■ ACTION ITEM ■
All of the material must be duplicated exactly, line by line.

■ MATERIALS PROVIDED ■

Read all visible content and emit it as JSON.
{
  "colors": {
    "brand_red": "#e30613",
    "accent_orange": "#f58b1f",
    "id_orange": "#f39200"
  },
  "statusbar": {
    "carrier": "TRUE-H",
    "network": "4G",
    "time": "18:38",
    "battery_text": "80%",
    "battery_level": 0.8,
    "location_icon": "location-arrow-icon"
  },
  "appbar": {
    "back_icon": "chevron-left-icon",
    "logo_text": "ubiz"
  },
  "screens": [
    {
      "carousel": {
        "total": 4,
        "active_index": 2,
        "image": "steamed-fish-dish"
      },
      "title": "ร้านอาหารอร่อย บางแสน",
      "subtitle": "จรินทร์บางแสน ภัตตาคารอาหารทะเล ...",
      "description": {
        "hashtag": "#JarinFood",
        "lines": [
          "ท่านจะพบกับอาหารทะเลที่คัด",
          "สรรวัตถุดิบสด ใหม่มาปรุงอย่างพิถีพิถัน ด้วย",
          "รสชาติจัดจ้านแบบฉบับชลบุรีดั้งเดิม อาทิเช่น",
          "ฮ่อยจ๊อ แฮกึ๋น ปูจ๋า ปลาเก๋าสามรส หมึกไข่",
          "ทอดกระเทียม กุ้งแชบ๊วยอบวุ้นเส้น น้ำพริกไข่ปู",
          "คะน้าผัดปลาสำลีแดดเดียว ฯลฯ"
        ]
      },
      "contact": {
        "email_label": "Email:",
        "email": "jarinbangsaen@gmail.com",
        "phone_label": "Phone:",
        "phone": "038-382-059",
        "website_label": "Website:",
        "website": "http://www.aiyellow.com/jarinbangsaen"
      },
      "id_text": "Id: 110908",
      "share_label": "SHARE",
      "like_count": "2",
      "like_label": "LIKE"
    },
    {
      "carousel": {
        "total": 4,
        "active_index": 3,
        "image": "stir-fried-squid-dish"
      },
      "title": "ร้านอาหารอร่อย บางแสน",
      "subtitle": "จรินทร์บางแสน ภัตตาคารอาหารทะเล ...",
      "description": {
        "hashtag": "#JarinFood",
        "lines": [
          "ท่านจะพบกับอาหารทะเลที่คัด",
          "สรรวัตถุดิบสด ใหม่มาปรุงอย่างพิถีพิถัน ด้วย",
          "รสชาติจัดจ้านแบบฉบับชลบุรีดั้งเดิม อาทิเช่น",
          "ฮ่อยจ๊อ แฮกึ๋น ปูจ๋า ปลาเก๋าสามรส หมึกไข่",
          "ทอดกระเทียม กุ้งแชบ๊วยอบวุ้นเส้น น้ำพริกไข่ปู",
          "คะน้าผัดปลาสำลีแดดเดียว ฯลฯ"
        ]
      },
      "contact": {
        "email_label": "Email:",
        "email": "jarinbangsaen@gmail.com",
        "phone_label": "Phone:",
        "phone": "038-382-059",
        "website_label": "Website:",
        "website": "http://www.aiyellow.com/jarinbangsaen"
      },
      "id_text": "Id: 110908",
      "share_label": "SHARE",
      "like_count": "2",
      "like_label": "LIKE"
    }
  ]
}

■ RESULT OF THE EXERCISE ■
Read all visible content and emit it as JSON.
{
  "colors": {
    "brand_red": "#e30613",
    "accent_orange": "#f58b1f",
    "id_orange": "#f39200"
  },
  "statusbar": {
    "carrier": "TRUE-H",
    "network": "4G",
    "time": "18:38",
    "battery_text": "80%",
    "battery_level": 0.8,
    "location_icon": "location-arrow-icon"
  },
  "appbar": {
    "back_icon": "chevron-left-icon",
    "logo_text": "ubiz"
  },
  "screens": [
    {
      "carousel": {
        "total": 4,
        "active_index": 2,
        "image": "steamed-fish-dish"
      },
      "title": "ร้านอาหารอร่อย บางแสน",
      "subtitle": "จรินทร์บางแสน ภัตตาคารอาหารทะเล ...",
      "description": {
        "hashtag": "#JarinFood",
        "lines": [
          "ท่านจะพบกับอาหารทะเลที่คัด",
          "สรรวัตถุดิบสด ใหม่มาปรุงอย่างพิถีพิถัน ด้วย",
          "รสชาติจัดจ้านแบบฉบับชลบุรีดั้งเดิม อาทิเช่น",
          "ฮ่อยจ๊อ แฮกึ๋น ปูจ๋า ปลาเก๋าสามรส หมึกไข่",
          "ทอดกระเทียม กุ้งแชบ๊วยอบวุ้นเส้น น้ำพริกไข่ปู",
          "คะน้าผัดปลาสำลีแดดเดียว ฯลฯ"
        ]
      },
      "contact": {
        "email_label": "Email:",
        "email": "jarinbangsaen@gmail.com",
        "phone_label": "Phone:",
        "phone": "038-382-059",
        "website_label": "Website:",
        "website": "http://www.aiyellow.com/jarinbangsaen"
      },
      "id_text": "Id: 110908",
      "share_label": "SHARE",
      "like_count": "2",
      "like_label": "LIKE"
    },
    {
      "carousel": {
        "total": 4,
        "active_index": 3,
        "image": "stir-fried-squid-dish"
      },
      "title": "ร้านอาหารอร่อย บางแสน",
      "subtitle": "จรินทร์บางแสน ภัตตาคารอาหารทะเล ...",
      "description": {
        "hashtag": "#JarinFood",
        "lines": [
          "ท่านจะพบกับอาหารทะเลที่คัด",
          "สรรวัตถุดิบสด ใหม่มาปรุงอย่างพิถีพิถัน ด้วย",
          "รสชาติจัดจ้านแบบฉบับชลบุรีดั้งเดิม อาทิเช่น",
          "ฮ่อยจ๊อ แฮกึ๋น ปูจ๋า ปลาเก๋าสามรส หมึกไข่",
          "ทอดกระเทียม กุ้งแชบ๊วยอบวุ้นเส้น น้ำพริกไข่ปู",
          "คะน้าผัดปลาสำลีแดดเดียว ฯลฯ"
        ]
      },
      "contact": {
        "email_label": "Email:",
        "email": "jarinbangsaen@gmail.com",
        "phone_label": "Phone:",
        "phone": "038-382-059",
        "website_label": "Website:",
        "website": "http://www.aiyellow.com/jarinbangsaen"
      },
      "id_text": "Id: 110908",
      "share_label": "SHARE",
      "like_count": "2",
      "like_label": "LIKE"
    }
  ]
}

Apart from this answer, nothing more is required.